TO DO -
Please go through the records below and return every line holding the word "스크린샷".

DATA TO PROCESS -
+ + +

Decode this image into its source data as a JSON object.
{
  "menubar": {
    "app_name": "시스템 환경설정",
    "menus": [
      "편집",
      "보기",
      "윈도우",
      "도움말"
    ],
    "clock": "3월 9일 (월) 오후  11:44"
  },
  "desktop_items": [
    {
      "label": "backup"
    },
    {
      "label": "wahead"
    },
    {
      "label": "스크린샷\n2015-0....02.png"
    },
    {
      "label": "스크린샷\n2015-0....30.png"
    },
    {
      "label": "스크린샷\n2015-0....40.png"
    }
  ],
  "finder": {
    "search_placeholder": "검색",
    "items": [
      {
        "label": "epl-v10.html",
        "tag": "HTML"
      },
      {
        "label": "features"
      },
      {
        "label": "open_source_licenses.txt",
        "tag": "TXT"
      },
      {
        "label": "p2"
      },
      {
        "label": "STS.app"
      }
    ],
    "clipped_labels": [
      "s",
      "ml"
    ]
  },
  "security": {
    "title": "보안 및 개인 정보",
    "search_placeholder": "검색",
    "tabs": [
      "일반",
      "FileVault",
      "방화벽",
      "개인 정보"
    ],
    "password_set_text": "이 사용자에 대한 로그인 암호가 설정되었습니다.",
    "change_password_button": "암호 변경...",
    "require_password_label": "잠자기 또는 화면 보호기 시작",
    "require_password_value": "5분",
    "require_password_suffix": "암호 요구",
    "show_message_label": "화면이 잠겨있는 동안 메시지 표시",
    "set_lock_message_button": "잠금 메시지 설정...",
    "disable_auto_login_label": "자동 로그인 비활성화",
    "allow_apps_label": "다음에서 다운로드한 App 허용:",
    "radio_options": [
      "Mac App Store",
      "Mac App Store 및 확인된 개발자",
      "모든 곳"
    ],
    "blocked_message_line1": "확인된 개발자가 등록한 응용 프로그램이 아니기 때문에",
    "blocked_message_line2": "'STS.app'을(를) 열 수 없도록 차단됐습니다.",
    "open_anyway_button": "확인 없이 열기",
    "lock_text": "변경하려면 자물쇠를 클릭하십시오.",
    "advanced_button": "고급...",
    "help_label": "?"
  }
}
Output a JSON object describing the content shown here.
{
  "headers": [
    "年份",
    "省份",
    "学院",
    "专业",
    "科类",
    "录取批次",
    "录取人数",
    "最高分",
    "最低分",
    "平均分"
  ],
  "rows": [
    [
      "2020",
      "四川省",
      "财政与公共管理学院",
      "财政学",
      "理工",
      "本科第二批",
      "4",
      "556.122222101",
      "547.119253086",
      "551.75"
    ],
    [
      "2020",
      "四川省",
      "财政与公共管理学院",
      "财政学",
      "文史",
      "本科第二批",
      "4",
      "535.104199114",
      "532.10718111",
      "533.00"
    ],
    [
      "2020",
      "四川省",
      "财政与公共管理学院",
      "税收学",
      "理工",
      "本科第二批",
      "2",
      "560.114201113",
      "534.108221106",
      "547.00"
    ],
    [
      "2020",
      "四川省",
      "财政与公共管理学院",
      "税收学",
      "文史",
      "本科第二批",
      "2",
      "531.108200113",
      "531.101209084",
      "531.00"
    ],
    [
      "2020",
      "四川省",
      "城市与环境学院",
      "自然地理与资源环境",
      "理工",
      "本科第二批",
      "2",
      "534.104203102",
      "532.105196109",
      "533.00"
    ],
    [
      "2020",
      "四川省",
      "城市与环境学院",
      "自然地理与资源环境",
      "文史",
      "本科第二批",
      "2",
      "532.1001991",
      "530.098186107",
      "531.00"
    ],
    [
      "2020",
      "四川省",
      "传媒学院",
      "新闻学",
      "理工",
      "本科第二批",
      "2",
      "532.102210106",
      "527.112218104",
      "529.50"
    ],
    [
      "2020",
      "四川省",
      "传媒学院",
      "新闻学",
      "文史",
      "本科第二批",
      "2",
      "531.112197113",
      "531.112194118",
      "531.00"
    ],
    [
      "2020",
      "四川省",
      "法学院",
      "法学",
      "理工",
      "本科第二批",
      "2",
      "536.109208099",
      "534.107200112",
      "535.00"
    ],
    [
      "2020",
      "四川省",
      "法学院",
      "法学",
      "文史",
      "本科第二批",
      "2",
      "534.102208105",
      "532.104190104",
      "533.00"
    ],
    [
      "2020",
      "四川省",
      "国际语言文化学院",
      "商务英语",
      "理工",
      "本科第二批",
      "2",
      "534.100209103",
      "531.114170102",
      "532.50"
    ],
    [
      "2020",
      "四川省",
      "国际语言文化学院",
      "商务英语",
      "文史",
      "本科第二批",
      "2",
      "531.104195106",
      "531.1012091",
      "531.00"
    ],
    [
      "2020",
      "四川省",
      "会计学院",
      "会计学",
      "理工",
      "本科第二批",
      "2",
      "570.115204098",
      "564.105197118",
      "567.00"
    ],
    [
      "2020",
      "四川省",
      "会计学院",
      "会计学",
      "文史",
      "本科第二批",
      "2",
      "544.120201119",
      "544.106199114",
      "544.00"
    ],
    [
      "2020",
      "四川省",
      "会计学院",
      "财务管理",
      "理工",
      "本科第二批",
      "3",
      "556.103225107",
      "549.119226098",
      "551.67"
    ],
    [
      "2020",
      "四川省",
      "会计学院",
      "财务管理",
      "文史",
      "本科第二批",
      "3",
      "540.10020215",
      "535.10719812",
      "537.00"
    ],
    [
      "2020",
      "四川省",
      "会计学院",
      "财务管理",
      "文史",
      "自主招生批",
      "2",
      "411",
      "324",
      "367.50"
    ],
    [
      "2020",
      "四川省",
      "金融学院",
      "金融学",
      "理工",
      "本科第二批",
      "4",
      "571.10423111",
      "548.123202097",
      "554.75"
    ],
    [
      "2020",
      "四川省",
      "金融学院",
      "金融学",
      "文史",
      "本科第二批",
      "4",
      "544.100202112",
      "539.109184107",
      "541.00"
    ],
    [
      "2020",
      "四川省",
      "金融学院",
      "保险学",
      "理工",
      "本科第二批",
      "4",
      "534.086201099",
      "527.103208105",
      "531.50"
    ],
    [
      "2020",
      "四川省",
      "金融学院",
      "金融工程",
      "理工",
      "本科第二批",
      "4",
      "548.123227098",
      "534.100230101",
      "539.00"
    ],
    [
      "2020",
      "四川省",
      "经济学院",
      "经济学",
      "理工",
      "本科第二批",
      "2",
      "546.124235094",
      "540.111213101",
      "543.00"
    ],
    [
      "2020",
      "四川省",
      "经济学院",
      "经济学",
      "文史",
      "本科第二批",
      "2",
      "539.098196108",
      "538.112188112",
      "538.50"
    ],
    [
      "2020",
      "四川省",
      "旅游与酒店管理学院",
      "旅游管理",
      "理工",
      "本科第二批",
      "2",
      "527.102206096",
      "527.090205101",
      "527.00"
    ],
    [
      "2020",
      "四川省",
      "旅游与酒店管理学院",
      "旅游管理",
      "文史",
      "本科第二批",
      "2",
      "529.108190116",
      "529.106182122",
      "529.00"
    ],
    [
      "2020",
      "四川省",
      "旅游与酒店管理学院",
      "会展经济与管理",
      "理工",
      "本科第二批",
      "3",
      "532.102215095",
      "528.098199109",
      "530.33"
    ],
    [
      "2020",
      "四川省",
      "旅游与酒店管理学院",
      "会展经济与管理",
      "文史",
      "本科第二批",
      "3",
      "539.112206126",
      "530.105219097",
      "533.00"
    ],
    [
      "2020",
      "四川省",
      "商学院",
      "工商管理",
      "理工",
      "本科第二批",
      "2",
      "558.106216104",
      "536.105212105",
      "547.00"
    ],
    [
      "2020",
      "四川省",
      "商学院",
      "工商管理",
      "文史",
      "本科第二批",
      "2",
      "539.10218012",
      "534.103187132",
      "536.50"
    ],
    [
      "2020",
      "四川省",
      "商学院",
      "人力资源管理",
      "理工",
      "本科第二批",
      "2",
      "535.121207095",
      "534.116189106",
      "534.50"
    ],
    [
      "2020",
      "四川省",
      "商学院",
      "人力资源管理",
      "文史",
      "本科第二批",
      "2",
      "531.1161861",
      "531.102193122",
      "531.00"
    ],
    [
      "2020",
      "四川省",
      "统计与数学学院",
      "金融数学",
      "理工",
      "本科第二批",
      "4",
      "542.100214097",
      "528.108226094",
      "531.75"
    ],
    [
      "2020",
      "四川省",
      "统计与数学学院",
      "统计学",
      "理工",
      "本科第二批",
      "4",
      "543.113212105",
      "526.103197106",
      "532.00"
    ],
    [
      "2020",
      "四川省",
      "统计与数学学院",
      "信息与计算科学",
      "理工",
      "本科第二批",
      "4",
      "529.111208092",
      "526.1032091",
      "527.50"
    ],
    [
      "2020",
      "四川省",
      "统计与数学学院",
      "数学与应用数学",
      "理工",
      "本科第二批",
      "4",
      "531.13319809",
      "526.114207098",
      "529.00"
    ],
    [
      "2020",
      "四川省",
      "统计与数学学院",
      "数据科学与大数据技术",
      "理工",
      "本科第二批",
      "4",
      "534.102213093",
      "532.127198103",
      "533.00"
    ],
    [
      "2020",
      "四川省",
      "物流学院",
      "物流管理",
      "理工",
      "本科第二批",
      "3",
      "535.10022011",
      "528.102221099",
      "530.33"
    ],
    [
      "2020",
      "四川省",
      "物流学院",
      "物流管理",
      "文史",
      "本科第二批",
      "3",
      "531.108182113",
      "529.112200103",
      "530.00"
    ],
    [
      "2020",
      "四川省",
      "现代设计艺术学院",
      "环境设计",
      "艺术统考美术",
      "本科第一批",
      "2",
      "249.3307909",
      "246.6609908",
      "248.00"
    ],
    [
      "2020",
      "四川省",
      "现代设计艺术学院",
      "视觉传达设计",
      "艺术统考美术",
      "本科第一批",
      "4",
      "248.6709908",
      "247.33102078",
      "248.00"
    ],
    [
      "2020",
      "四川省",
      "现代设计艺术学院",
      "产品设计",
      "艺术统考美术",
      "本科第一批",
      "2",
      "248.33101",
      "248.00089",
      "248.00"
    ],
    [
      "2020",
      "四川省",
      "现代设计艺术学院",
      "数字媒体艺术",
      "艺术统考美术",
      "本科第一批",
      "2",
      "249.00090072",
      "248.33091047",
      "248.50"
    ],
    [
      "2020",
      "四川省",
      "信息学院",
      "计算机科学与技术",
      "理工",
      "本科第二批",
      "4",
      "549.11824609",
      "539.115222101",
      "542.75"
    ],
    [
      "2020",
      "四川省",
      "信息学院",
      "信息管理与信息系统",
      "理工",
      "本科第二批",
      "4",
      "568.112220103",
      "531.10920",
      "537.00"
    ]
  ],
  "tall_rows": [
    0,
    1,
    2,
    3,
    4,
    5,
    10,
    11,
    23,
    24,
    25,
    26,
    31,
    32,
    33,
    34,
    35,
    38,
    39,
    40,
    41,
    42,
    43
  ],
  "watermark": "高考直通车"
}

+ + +

OUTPUT OF THE EXERCISE -
      "label": "스크린샷\n2015-0....02.png"
      "label": "스크린샷\n2015-0....30.png"
      "label": "스크린샷\n2015-0....40.png"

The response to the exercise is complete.